Leading Canadian scientists, doctors call for improvements to CEPA
More than 700 of Canada's leading scientists and medical experts have signed a letter calling on on Prime Minister Stephen Harper to amend the Canadian Environmental Protection Act (CEPA) to ensure it reduces Canadians' exposure to toxic substances. Among the signatories are 19 Canada Research Chairs, 25 Royal Society members, four Order of Canada recipients, and two Herzberg gold medalists.
University of Alberta ecology professor Dr David Schindler, holder of the Killam Memorial Chair, helped organize the initiative through a Web site, www.scientistsforahealthyenvironment.ca , which is still collecting signatures.
CEPA is undergoing its mandatory five-year review; hearings convened by the House of Commons Environment Committee recently concluded, and the Senate's Standing Committee on Energy, the Environment and Natural Resources is conducting a parellel review. Witnesses appearing before the committees have highlighted many weaknesses in the law that have resulted in a lack of effective action to reduce pollution in Canada.

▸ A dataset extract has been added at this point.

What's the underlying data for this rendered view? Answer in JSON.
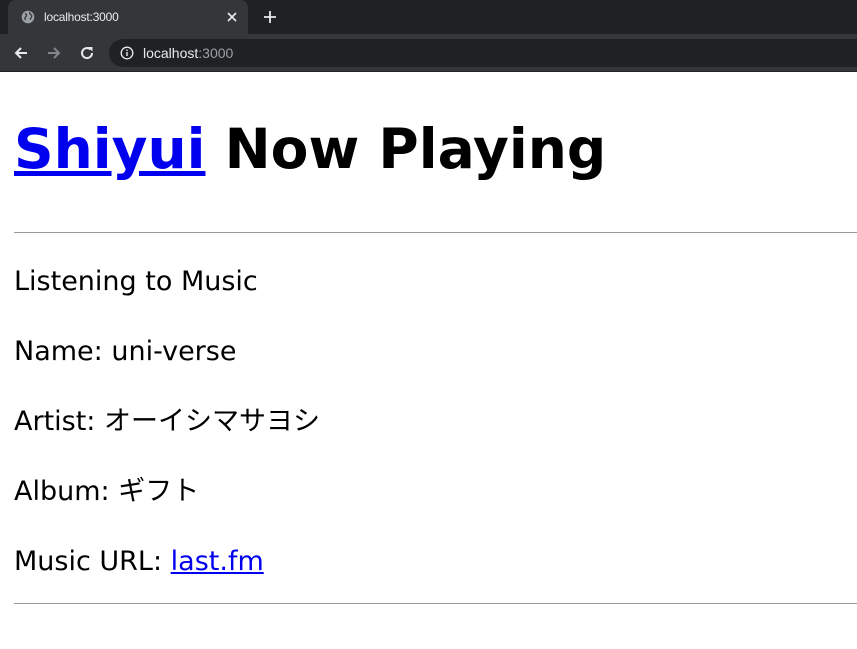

"Canada has a growing pollution problem that is a threat to both human health and the quality of our environment," the scientists' letter states. "CEPA requires significant improvements in order to deal with the emerging challenges of harmful substances in our environment." The federal government's new strategy for managing chemicals, while commendable, does not address deficiencies in the overall regulatory system.
The letter focuses on four areas that need improvement in CEPA:
1) protecting vulnerable ecosystems, such as the Great Lakes-St. Lawrence basin;
2) requiring deadlines for each stage from assessment to management of potentially harmful substances;
3) employing the precautionary approach by shifting the onus onto industry to show that products are safe, rather than the current system, under which the government must generally prove that a substance is harmful before taking regulatory action; and
4) providing the authority to regulate potentially harmful substances in consumer products.
"We hope this letter will encourage parliamentarians to make improvements to CEPA so that it better protects our health and our environment," said Dr John Smol, Canada Research Chair in Environmental Change at Queen's University, editor of the Journal of Paleolimnology, and one of the co-signatories of the letter.
More information is available from Dr David Schindler at the University of Alberta, 780/492-1291 or Dr John Smol at Queen's University, 613/533-6147.